- Link to recent article (December 2022) with comprehensive overview of the issue.
- Link to template / language to use when contacting KitchenAid
- Link to the Lead Safe Mama point-by-point response to their boiler plate denial / deflection response (“Throughout our 111 year history…..”)
- Post with videos showing me purchasing and testing a NEW paddle attachment from Walmart in December of 2022 (this includes a video showing test results for this new paddle – which is also positive for Lead.)
December 12, 2022 – Monday
Please note the following additional concern for these KitchenAid Stand Mixers:
- If you have a machine from this brand made in the past 30 years the machine itself (the colorful enamel-coated component) is not likely leaded (although the power cord may be positive for either high levels of Lead or high levels of Antimony).
- Older ones (30+ years old) can have Leaded enamel for the colorful part of the body of the machine.
- To deal with the cord, keep it plugged in (in a safe GFI outlet) behind or at the back of a counter (or table) to limit how often you have to touch it. Wash hands with warm water and soap after touching the cord (especially if preparing food) and if you want to take it a step further you can wrap a little section (that you might touch often) with painters tape (the blue paper stuff) but that’s only a last option if the other options don’t work well for you. Do not use ELECTRICAL TAPE as electrical tape is normally positive for high levels of either Lead or Antimony (more about that issue here).
Here are some of the additional posts and articles on this website with specific XRF test results for examples of these products:
- c. 2014 KitchenAid Stand Mixer Attachments – Original Overview Post
- c. 2014 KitchenAid Paddle: 333 ppm Lead
- c. 1990s Vinyl Coated KitchenAid Fridge: 1,646 ppm Lead
- c. 2010 Yellow Silicone KitchenAid Spatula: 970 ppm Lead
- KitchenAid Burnished Paddle: 445 ppm Lead
- c. 2007 KitchenAid Burnished Paddle: 607 ppm Lead
- c. 2006 Dough Hook: 698 ppm Lead
- c. 2006 Burnished Metal Paddle: 644 ppm Lead
- KitchenAid Whisk Attachment: 274 ppm Lead
- c. 2015 KitchenAid Dough Hook: 315 ppm Lead
- c. 1994 Kitchen Aid Paddles: 600 to 800 ppm Lead
- 2019 Red Silicone KitchenAid Spatulas: 11 ppm Lead
- Black Ceramic Liner of KitchenAid Slow Cooker: 386 ppm Lead
For those new to this website

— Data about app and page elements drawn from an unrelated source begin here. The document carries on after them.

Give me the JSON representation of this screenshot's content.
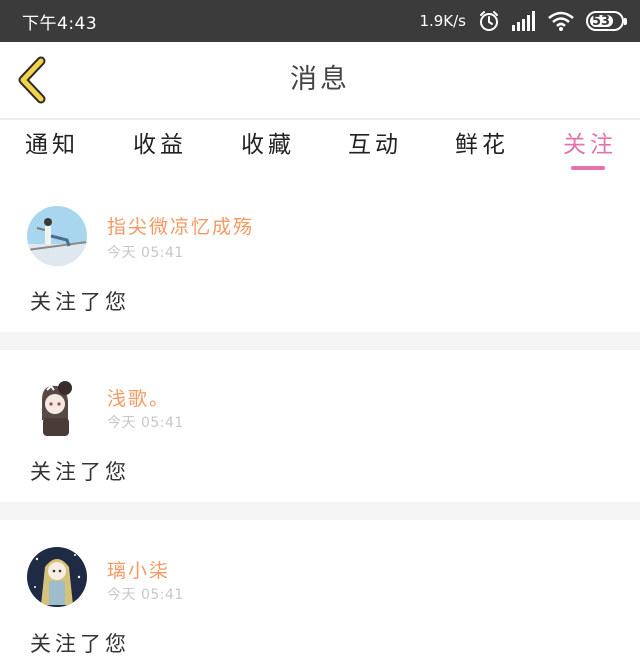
{
  "status_bar": {
    "time": "下午4:43",
    "speed": "1.9K/s",
    "battery": "53",
    "icons": [
      "alarm-icon",
      "signal-icon",
      "wifi-icon",
      "battery-icon"
    ]
  },
  "header": {
    "title": "消息",
    "back_icon": "chevron-left-icon"
  },
  "tabs": [
    {
      "label": "通知"
    },
    {
      "label": "收益"
    },
    {
      "label": "收藏"
    },
    {
      "label": "互动"
    },
    {
      "label": "鲜花"
    },
    {
      "label": "关注"
    }
  ],
  "active_tab": "关注",
  "colors": {
    "accent": "#e373ad",
    "username": "#f39a63",
    "back_icon": "#f3d34a",
    "status_bar": "#3b3b3b"
  },
  "notifications": [
    {
      "username": "指尖微凉忆成殇",
      "time": "今天 05:41",
      "message": "关注了您"
    },
    {
      "username": "浅歌。",
      "time": "今天 05:41",
      "message": "关注了您"
    },
    {
      "username": "璃小柒",
      "time": "今天 05:41",
      "message": "关注了您"
    }
  ]
}
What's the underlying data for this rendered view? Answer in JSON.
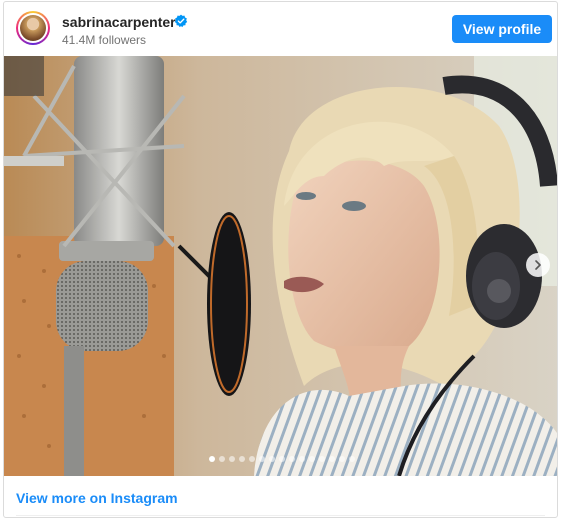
{
  "header": {
    "username": "sabrinacarpenter",
    "followers": "41.4M followers",
    "view_profile_label": "View profile"
  },
  "media": {
    "photo_count": 15,
    "active_index": 1
  },
  "footer": {
    "view_more_label": "View more on Instagram"
  },
  "colors": {
    "accent": "#1a8cf8",
    "verified": "#0095f6"
  },
  "icons": [
    "verified-badge-icon",
    "chevron-right-icon"
  ]
}
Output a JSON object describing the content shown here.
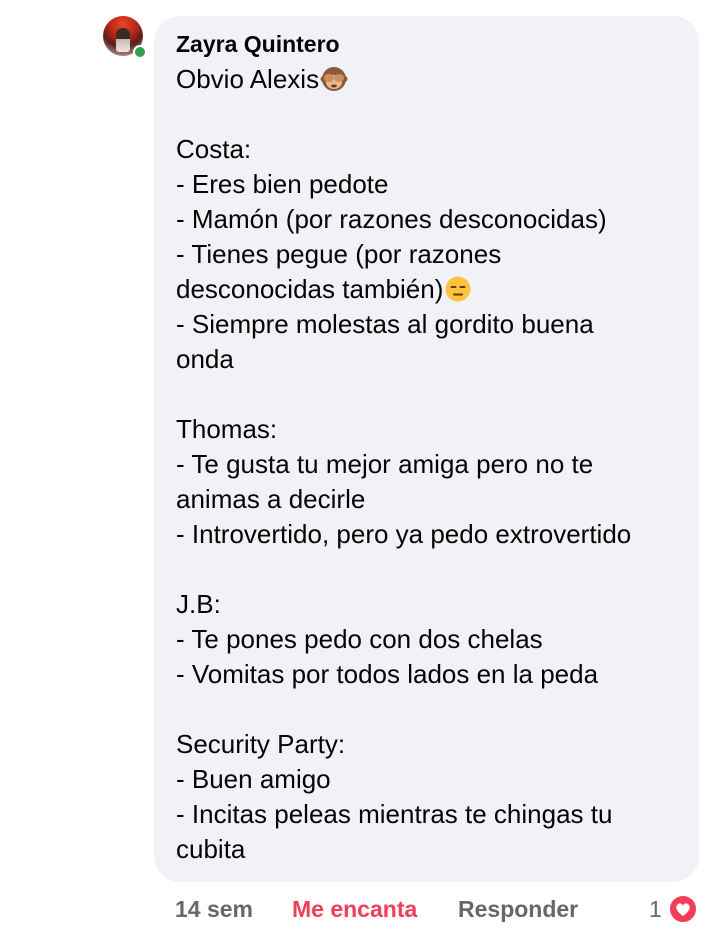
{
  "comment": {
    "author": "Zayra Quintero",
    "lines": [
      {
        "text": "Obvio Alexis",
        "emoji": "see-no-evil-monkey"
      },
      {
        "text": ""
      },
      {
        "text": "Costa:"
      },
      {
        "text": "- Eres bien pedote"
      },
      {
        "text": "- Mamón (por razones desconocidas)"
      },
      {
        "text": "- Tienes pegue (por razones"
      },
      {
        "text": "desconocidas también)",
        "emoji": "expressionless-face"
      },
      {
        "text": "- Siempre molestas al gordito buena"
      },
      {
        "text": "onda"
      },
      {
        "text": ""
      },
      {
        "text": "Thomas:"
      },
      {
        "text": "- Te gusta tu mejor amiga pero no te"
      },
      {
        "text": "animas a decirle"
      },
      {
        "text": "- Introvertido, pero ya pedo extrovertido"
      },
      {
        "text": ""
      },
      {
        "text": "J.B:"
      },
      {
        "text": "- Te pones pedo con dos chelas"
      },
      {
        "text": "- Vomitas por todos lados en la peda"
      },
      {
        "text": ""
      },
      {
        "text": "Security Party:"
      },
      {
        "text": "- Buen amigo"
      },
      {
        "text": "- Incitas peleas mientras te chingas tu"
      },
      {
        "text": "cubita"
      }
    ]
  },
  "actions": {
    "time": "14 sem",
    "love": "Me encanta",
    "reply": "Responder",
    "reaction_count": "1",
    "reaction_icon": "heart-icon"
  },
  "colors": {
    "bubble": "#f0f2f5",
    "love_red": "#f33e58",
    "meta_gray": "#65676b",
    "online_green": "#31a24c"
  }
}
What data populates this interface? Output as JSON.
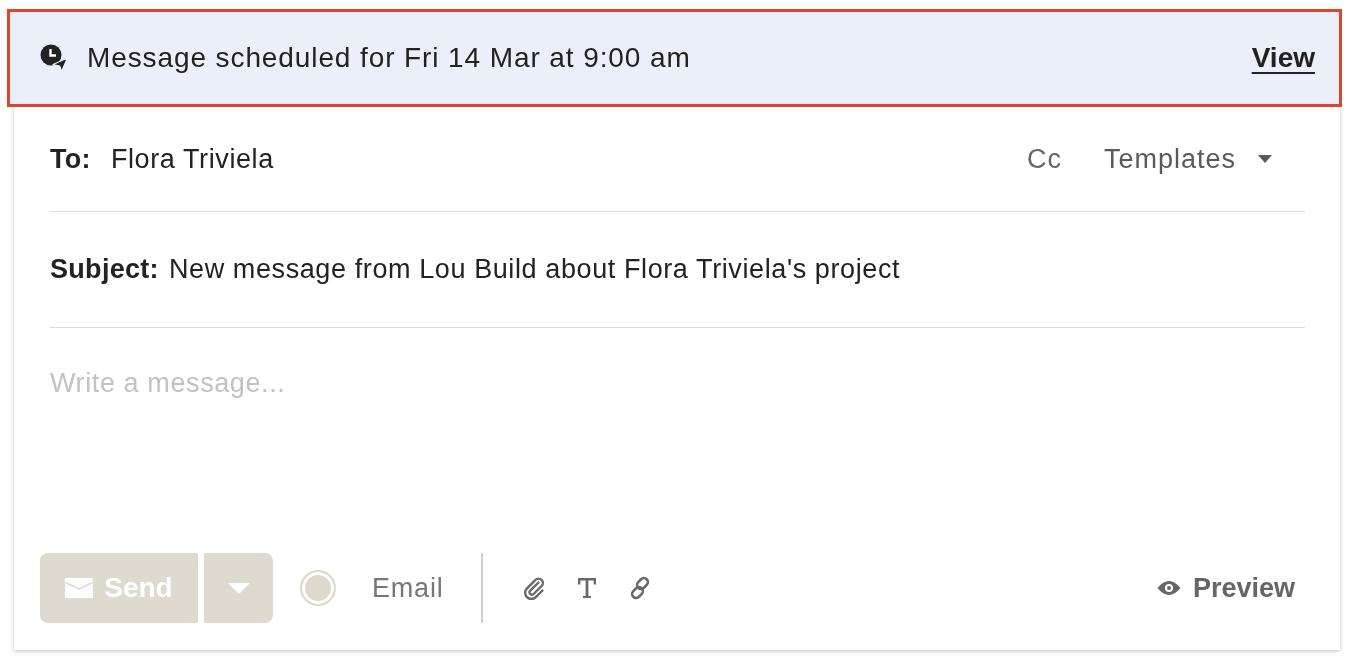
{
  "banner": {
    "message": "Message scheduled for Fri 14 Mar at 9:00 am",
    "action": "View"
  },
  "to": {
    "label": "To:",
    "value": "Flora Triviela"
  },
  "header_actions": {
    "cc": "Cc",
    "templates": "Templates"
  },
  "subject": {
    "label": "Subject:",
    "value": "New message from Lou Build about Flora Triviela's project"
  },
  "message": {
    "placeholder": "Write a message..."
  },
  "toolbar": {
    "send": {
      "label": "Send",
      "disabled": true
    },
    "channel": {
      "label": "Email",
      "selected": true
    },
    "preview": "Preview"
  }
}
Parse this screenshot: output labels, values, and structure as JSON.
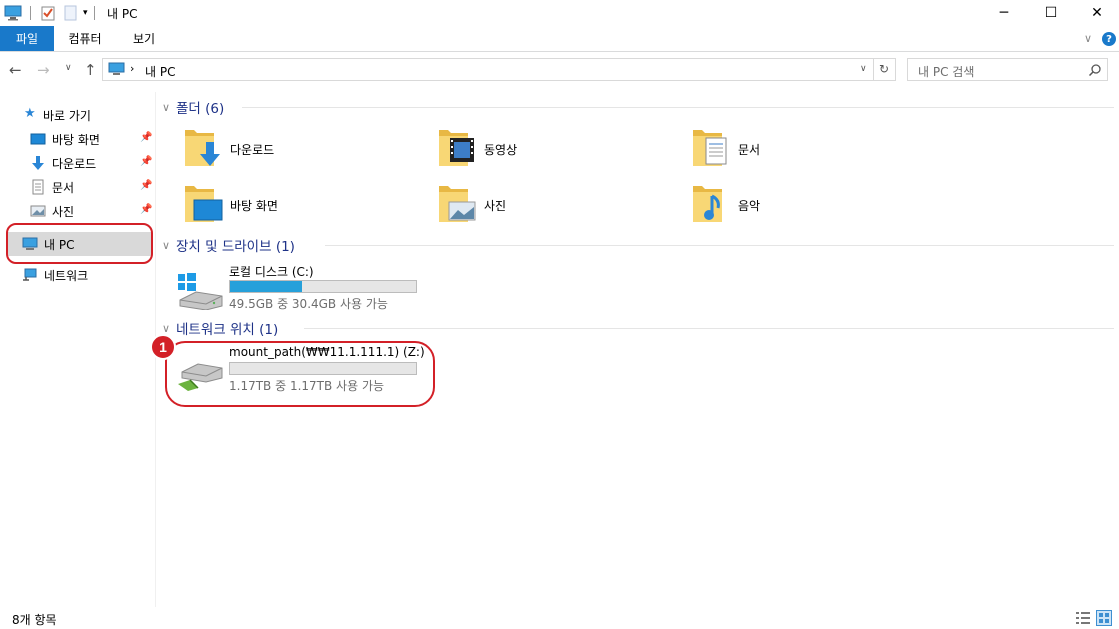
{
  "window": {
    "title": "내 PC",
    "icons": [
      "computer-icon",
      "properties-icon",
      "new-folder-icon",
      "customize-qa-icon"
    ],
    "controls": {
      "minimize": "─",
      "maximize": "☐",
      "close": "✕"
    }
  },
  "ribbon": {
    "tabs": [
      {
        "label": "파일",
        "active": true
      },
      {
        "label": "컴퓨터",
        "active": false
      },
      {
        "label": "보기",
        "active": false
      }
    ],
    "accent_color": "#1979ca"
  },
  "address": {
    "breadcrumb": "내 PC",
    "search_placeholder": "내 PC 검색"
  },
  "nav": {
    "quick_access_label": "바로 가기",
    "quick_items": [
      {
        "label": "바탕 화면",
        "icon": "desktop-icon"
      },
      {
        "label": "다운로드",
        "icon": "download-icon"
      },
      {
        "label": "문서",
        "icon": "document-icon"
      },
      {
        "label": "사진",
        "icon": "picture-icon"
      }
    ],
    "this_pc_label": "내 PC",
    "network_label": "네트워크"
  },
  "groups": {
    "folders_header": "폴더 (6)",
    "folders": [
      {
        "label": "다운로드",
        "icon": "downloads-folder-icon"
      },
      {
        "label": "동영상",
        "icon": "videos-folder-icon"
      },
      {
        "label": "문서",
        "icon": "documents-folder-icon"
      },
      {
        "label": "바탕 화면",
        "icon": "desktop-folder-icon"
      },
      {
        "label": "사진",
        "icon": "pictures-folder-icon"
      },
      {
        "label": "음악",
        "icon": "music-folder-icon"
      }
    ],
    "devices_header": "장치 및 드라이브 (1)",
    "local_disk": {
      "name": "로컬 디스크 (C:)",
      "usage": "49.5GB 중 30.4GB 사용 가능",
      "used_fraction": 0.386
    },
    "network_header": "네트워크 위치 (1)",
    "network_drive": {
      "name": "mount_path(₩₩11.1.111.1) (Z:)",
      "usage": "1.17TB 중 1.17TB 사용 가능",
      "used_fraction": 0.0
    }
  },
  "annotation": {
    "badge": "1",
    "color": "#d32027"
  },
  "status": {
    "item_count": "8개 항목"
  }
}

Tamara Rubin is a multi-Federal-award-winning independent advocate for consumer goods safety, and a documentary filmmaker. She is also a mother of Lead-poisoned children. Tamara’s sons were acutely Lead-poisoned in August of 2005. She began testing consumer goods for toxicants in 2009 and was the parent-advocate responsible for finding Lead in the popular fidget spinner toys in 2017. This year , her work was also responsible for three CPSC product recalls — the Jumping Jumperoo recall (June, 2022); the Lead painted NUK baby bottle recall (July, 2022); and the Leaded Green Sprouts Insulated Stainless Steel Baby Bottles (November, 2022) — and she was recently featured in an NPR story about Lead in consumer goods (August, 2022); The Guardian (December, 2022); and an upcoming article in Consumer Reports (February, 2023). Tamara uses XRF testing (a scientific method used by the U.S. Consumer Product Safety Commission) to test consumer goods for toxicants (specifically heavy metals), including Lead, Cadmium, Mercury, Antimony, and Arsenic. All test results reported on this website are science-based, accurate, and replicable. Items are tested multiple times, to confirm the test results for each component tested and reported on. Please click through to this link to learn more about the testing methodology used for the test results discussed and reported on this website.